# About this exercise
Pictures are to be left out, and the rest of the records reproduced exactly.

[Start of Attachment]

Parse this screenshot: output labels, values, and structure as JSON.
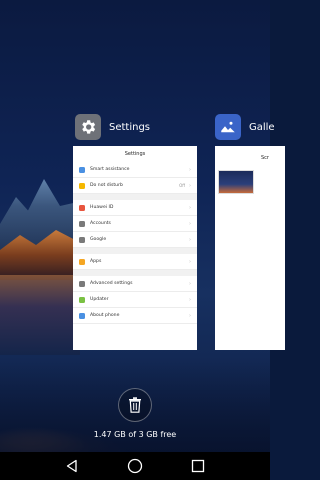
{
  "recents": {
    "settings": {
      "app_name": "Settings",
      "icon": "gear-icon",
      "screen_title": "Settings",
      "groups": [
        [
          {
            "label": "Smart assistance",
            "icon_color": "#4a90e2"
          },
          {
            "label": "Do not disturb",
            "value": "Off",
            "icon_color": "#f5b800"
          }
        ],
        [
          {
            "label": "Huawei ID",
            "icon_color": "#e8553e"
          },
          {
            "label": "Accounts",
            "icon_color": "#7a7a7a"
          },
          {
            "label": "Google",
            "icon_color": "#7a7a7a"
          }
        ],
        [
          {
            "label": "Apps",
            "icon_color": "#f5a623"
          }
        ],
        [
          {
            "label": "Advanced settings",
            "icon_color": "#7a7a7a"
          },
          {
            "label": "Updater",
            "icon_color": "#7ac143"
          },
          {
            "label": "About phone",
            "icon_color": "#4a90e2"
          }
        ]
      ]
    },
    "gallery": {
      "app_name": "Galle",
      "icon": "gallery-icon",
      "screen_title_partial": "Scr"
    }
  },
  "memory_text": "1.47 GB of 3 GB free",
  "nav": {
    "back_icon": "back-triangle-icon",
    "home_icon": "home-circle-icon",
    "recents_icon": "recents-square-icon"
  },
  "clear_icon": "trash-icon"
}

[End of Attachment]

# Response
Parse this screenshot: output labels, values, and structure as JSON.
{
  "recents": {
    "settings": {
      "app_name": "Settings",
      "icon": "gear-icon",
      "screen_title": "Settings",
      "groups": [
        [
          {
            "label": "Smart assistance",
            "icon_color": "#4a90e2"
          },
          {
            "label": "Do not disturb",
            "value": "Off",
            "icon_color": "#f5b800"
          }
        ],
        [
          {
            "label": "Huawei ID",
            "icon_color": "#e8553e"
          },
          {
            "label": "Accounts",
            "icon_color": "#7a7a7a"
          },
          {
            "label": "Google",
            "icon_color": "#7a7a7a"
          }
        ],
        [
          {
            "label": "Apps",
            "icon_color": "#f5a623"
          }
        ],
        [
          {
            "label": "Advanced settings",
            "icon_color": "#7a7a7a"
          },
          {
            "label": "Updater",
            "icon_color": "#7ac143"
          },
          {
            "label": "About phone",
            "icon_color": "#4a90e2"
          }
        ]
      ]
    },
    "gallery": {
      "app_name": "Galle",
      "icon": "gallery-icon",
      "screen_title_partial": "Scr"
    }
  },
  "memory_text": "1.47 GB of 3 GB free",
  "nav": {
    "back_icon": "back-triangle-icon",
    "home_icon": "home-circle-icon",
    "recents_icon": "recents-square-icon"
  },
  "clear_icon": "trash-icon"
}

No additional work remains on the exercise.